During his tenure, Cleveland's was for a time home to WORT-FM's "Breakfast Special." The diner also had a motto: "There's always something buzzing at Cleveland's." That phrase was accompanied by a caricature of Braun wielding a fly-swatter.
After cooking breakfast and lunch for his patrons for 20 years, Braun retired and moved north to Rosendale, about halfway between Fond du Lac and Ripon. The restaurant was shuttered for a couple of years, but reopened in 1994 under the ownership of Telly and Nico Fatsis. Like their predecessors, they kept the original name.
Sanford notes that Braun made frequent return visits to Madison after his retirement, many of them to volunteer for Wisconsin Public Television functions. But he adds that Braun had been in failing health in recent months.
Reminiscing via e-mail, Sanford writes: "My own memory of Quentin involves a cake.
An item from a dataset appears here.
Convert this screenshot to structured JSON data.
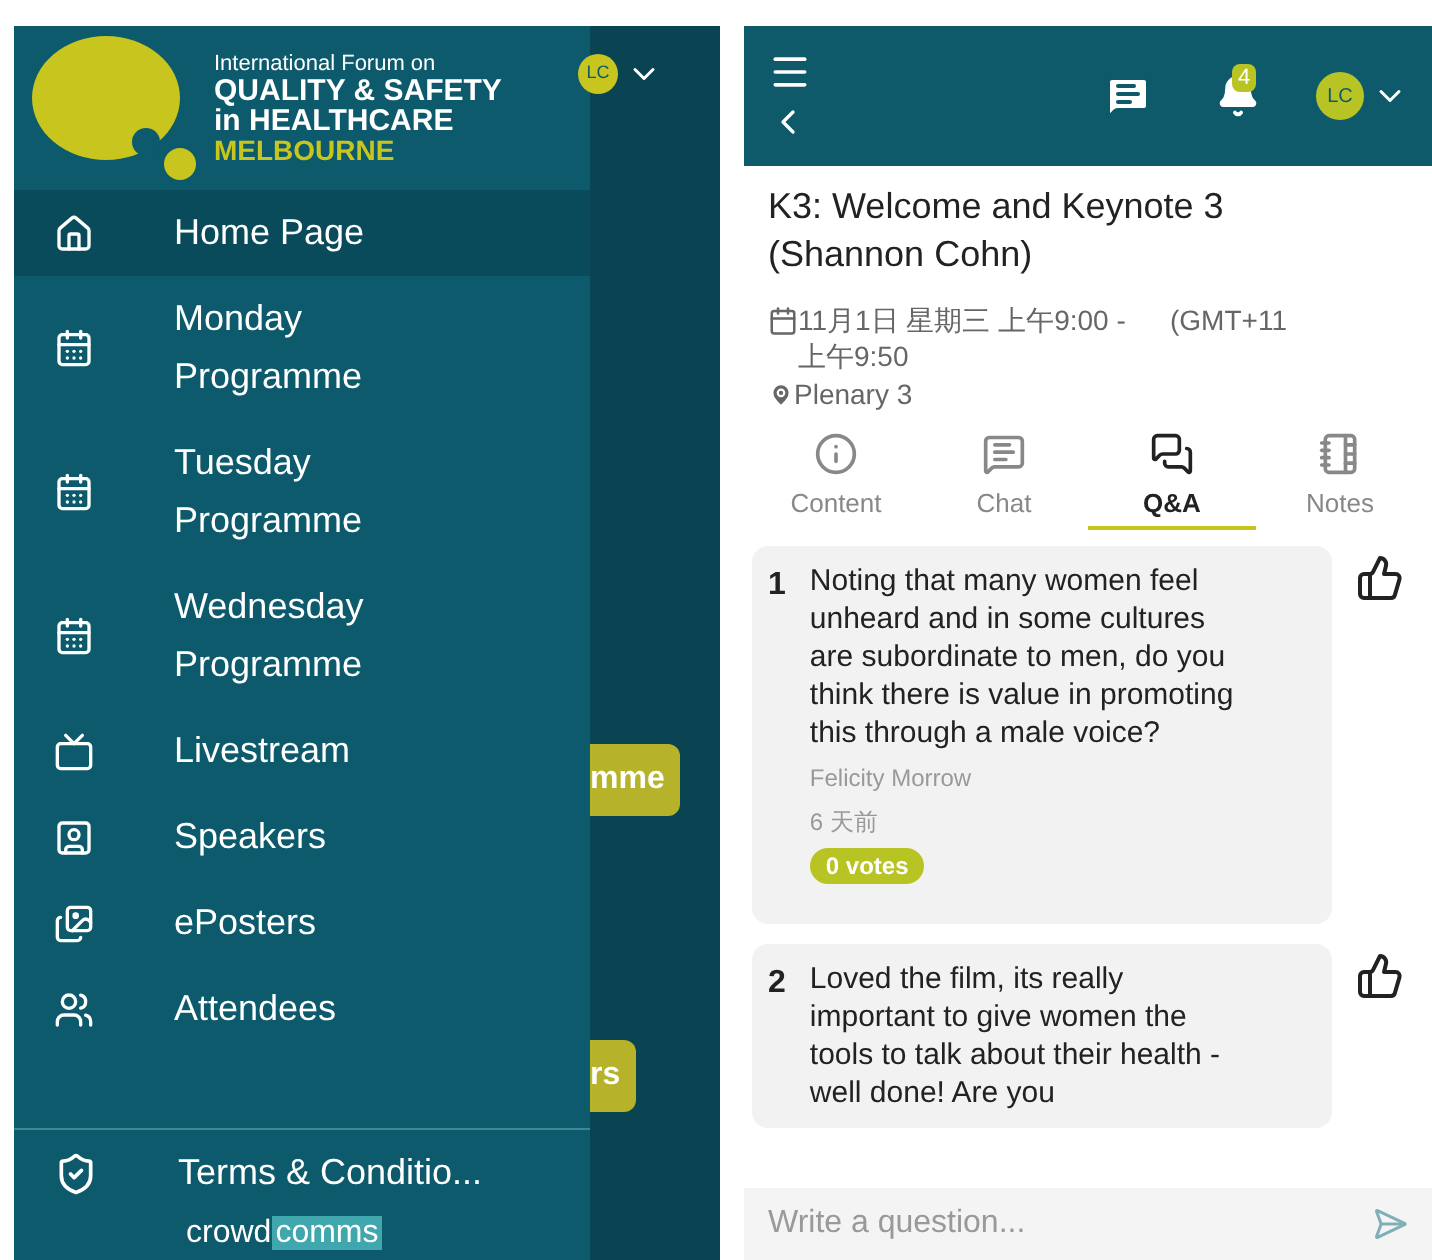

One night at the station, we began discussing the finer points of life and somehow cycled around to A&P grocery stores. They used to sell a Spanish Bar Cake. Quentin remembered it and said that he had this great recipe for a cake that tasted like the Spanish Bar Cake."
Sanford recalls the cake as "a huge treat" from his youth. Quentin never divulged where he got the recipe, but he "hinted it was from a connection he'd made years ago with a baker at an Ann Page bakery. Very hush-hush. The cake was kind of like a carrot cake but not quite. He made one special for me years ago."
That was Braun, who fed people for a living but also out of generosity. Heart big as the Grinch's.
According to the obituary that ran in The Oshkosh Northwestern , Braun was born on June 8, 1926. "Quentin loved to cook," the obit reads. "Quentin owned and operated Cleveland's Restaurant in Madison. He enjoyed hunting and fishing when he had the time. He volunteered for Public Television and Olbrich Gardens in Madison," the obituary continues, noting that survivors include a sister, six nieces and nephews and six great-nieces and great-nephews.
A memorial service was held last Saturday at Peace Lutheran Church in Rosendale, followed by military honors including a color guard and 21-gun salute. (He was a U.S. Army veteran.) One of those in attendance reports that Braun was cremated and his urn placed on the altar next to a U.S. flag, a bouquet of roses and a stuffed Grinch toy.